Go through the data and copy each line that holds "date".

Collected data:
=-=-=-=-=
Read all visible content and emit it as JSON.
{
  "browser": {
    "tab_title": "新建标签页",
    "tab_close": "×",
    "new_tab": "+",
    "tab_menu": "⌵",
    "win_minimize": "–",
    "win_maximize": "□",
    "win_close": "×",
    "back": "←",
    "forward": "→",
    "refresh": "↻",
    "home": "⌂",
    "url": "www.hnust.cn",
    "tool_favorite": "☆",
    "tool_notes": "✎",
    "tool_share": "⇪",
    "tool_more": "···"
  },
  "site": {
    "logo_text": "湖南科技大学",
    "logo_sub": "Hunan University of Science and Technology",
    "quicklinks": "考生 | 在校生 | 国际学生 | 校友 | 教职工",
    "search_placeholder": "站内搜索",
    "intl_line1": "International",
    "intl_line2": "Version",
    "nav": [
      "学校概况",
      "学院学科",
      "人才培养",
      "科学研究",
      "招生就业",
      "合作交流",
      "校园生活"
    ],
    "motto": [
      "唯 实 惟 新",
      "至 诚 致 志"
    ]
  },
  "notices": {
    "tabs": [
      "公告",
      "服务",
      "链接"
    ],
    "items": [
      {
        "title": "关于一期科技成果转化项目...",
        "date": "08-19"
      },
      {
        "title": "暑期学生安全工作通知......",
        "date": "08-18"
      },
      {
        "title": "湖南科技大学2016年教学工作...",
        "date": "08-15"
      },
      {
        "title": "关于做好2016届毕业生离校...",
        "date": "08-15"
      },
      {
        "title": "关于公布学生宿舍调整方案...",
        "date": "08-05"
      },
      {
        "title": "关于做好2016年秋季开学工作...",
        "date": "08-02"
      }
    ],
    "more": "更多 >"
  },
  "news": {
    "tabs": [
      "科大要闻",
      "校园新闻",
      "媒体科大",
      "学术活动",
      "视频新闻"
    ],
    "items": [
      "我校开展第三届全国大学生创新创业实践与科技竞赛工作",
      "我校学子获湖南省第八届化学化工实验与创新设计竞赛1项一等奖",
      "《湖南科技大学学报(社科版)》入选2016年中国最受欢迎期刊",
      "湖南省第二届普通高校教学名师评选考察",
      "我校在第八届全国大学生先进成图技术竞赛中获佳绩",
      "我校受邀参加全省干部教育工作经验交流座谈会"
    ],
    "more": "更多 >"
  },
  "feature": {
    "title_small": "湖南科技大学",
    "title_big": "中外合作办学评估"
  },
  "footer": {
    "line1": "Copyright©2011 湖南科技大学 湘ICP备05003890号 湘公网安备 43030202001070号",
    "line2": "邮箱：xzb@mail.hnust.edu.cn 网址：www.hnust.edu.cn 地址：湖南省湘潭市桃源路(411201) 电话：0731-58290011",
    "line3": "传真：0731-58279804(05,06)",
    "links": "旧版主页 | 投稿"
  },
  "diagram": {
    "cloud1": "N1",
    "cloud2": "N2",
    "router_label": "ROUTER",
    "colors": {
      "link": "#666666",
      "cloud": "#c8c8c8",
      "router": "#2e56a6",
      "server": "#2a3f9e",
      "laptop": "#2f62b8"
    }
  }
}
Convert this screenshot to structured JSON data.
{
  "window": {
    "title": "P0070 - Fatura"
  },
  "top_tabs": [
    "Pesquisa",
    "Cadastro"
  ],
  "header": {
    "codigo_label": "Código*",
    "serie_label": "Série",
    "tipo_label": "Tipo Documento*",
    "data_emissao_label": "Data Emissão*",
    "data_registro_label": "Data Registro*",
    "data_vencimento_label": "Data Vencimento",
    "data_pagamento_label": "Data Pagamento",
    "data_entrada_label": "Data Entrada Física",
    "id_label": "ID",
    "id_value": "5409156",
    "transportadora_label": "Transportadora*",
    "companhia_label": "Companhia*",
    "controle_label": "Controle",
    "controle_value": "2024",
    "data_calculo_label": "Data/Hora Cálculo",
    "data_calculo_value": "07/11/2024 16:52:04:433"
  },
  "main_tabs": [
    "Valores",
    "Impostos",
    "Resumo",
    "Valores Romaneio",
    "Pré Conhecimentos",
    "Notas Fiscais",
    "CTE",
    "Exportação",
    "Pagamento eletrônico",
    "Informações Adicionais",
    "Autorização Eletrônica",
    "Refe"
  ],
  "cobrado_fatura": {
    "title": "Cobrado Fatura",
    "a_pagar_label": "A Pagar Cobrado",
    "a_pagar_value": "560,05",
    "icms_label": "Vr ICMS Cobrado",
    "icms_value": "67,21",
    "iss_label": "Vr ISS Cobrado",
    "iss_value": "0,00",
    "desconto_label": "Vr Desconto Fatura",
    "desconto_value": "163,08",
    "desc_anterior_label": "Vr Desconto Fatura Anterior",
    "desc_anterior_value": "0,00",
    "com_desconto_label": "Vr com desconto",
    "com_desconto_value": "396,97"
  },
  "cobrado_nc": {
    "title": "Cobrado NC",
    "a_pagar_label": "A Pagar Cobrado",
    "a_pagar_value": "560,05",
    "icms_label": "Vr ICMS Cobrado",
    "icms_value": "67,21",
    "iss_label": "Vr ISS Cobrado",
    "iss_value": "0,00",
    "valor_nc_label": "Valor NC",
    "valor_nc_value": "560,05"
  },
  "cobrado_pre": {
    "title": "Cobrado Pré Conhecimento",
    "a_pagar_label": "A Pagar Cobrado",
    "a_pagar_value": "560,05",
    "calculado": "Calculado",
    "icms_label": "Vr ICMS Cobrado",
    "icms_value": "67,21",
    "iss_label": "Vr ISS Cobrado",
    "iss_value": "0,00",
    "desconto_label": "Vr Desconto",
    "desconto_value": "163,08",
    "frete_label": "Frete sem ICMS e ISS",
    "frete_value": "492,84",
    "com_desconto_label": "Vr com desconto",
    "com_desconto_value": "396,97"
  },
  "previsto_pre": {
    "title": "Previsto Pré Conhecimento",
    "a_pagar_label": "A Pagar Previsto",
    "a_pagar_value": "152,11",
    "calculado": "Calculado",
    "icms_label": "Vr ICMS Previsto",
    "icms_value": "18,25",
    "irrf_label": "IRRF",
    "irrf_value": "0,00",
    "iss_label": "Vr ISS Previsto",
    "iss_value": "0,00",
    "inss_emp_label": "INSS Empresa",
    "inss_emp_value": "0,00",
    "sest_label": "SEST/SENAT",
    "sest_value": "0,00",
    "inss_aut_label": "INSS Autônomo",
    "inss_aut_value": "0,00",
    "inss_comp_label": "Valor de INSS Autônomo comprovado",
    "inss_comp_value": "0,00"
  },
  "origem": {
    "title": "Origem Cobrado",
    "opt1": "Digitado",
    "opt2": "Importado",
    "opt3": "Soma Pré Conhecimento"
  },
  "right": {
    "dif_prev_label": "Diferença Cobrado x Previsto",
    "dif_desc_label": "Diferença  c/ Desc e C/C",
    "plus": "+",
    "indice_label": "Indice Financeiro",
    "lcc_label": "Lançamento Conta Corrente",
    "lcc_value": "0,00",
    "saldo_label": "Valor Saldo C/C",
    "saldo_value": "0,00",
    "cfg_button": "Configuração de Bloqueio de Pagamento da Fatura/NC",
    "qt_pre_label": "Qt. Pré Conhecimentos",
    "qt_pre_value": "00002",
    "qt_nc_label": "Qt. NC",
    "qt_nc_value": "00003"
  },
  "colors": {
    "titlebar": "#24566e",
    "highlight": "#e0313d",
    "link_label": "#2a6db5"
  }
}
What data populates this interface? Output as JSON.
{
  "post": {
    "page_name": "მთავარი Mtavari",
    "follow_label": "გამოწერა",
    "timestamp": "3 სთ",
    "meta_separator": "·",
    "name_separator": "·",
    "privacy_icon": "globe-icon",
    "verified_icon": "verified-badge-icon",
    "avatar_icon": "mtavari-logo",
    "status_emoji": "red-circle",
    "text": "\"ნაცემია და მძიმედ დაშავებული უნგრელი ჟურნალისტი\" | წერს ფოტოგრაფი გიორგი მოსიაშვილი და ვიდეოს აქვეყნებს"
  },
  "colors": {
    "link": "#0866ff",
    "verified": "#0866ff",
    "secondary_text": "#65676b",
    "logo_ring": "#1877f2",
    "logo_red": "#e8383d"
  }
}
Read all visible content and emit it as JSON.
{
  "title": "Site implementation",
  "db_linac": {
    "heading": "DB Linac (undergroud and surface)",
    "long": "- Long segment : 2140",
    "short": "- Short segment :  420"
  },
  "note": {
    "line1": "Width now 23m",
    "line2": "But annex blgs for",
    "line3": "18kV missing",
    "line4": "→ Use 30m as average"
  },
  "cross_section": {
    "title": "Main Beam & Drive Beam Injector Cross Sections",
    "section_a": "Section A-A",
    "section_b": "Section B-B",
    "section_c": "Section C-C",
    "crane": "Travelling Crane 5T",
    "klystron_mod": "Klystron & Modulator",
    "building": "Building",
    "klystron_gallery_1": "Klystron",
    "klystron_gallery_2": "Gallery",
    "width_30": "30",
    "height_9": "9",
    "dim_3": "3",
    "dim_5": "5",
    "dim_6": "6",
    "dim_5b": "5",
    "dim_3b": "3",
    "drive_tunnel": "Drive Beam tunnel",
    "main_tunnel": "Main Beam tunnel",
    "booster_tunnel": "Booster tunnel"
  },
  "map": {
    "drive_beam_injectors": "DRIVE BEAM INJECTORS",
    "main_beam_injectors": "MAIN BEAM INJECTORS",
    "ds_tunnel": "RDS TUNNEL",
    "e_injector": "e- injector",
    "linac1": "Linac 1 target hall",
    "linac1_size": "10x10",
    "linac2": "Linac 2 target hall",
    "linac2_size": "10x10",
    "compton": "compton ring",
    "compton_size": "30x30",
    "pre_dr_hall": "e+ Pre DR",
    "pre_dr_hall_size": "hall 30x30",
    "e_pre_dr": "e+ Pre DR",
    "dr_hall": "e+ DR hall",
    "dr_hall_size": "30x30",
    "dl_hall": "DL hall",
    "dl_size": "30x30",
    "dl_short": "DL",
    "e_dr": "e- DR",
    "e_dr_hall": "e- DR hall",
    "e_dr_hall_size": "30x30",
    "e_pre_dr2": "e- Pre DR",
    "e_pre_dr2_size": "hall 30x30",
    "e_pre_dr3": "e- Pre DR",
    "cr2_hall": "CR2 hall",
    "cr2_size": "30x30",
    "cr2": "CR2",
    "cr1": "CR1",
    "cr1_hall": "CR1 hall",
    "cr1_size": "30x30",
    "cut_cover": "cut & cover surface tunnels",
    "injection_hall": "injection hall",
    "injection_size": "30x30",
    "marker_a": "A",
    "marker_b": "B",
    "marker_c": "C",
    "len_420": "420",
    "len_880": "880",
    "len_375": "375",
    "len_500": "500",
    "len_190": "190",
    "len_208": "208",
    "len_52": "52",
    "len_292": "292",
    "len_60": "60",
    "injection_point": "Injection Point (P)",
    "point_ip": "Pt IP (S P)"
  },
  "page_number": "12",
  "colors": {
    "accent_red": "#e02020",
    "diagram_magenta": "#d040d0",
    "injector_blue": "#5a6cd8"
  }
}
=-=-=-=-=
Exercise solution
        "date": "08-19"
        "date": "08-18"
        "date": "08-15"
        "date": "08-15"
        "date": "08-05"
        "date": "08-02"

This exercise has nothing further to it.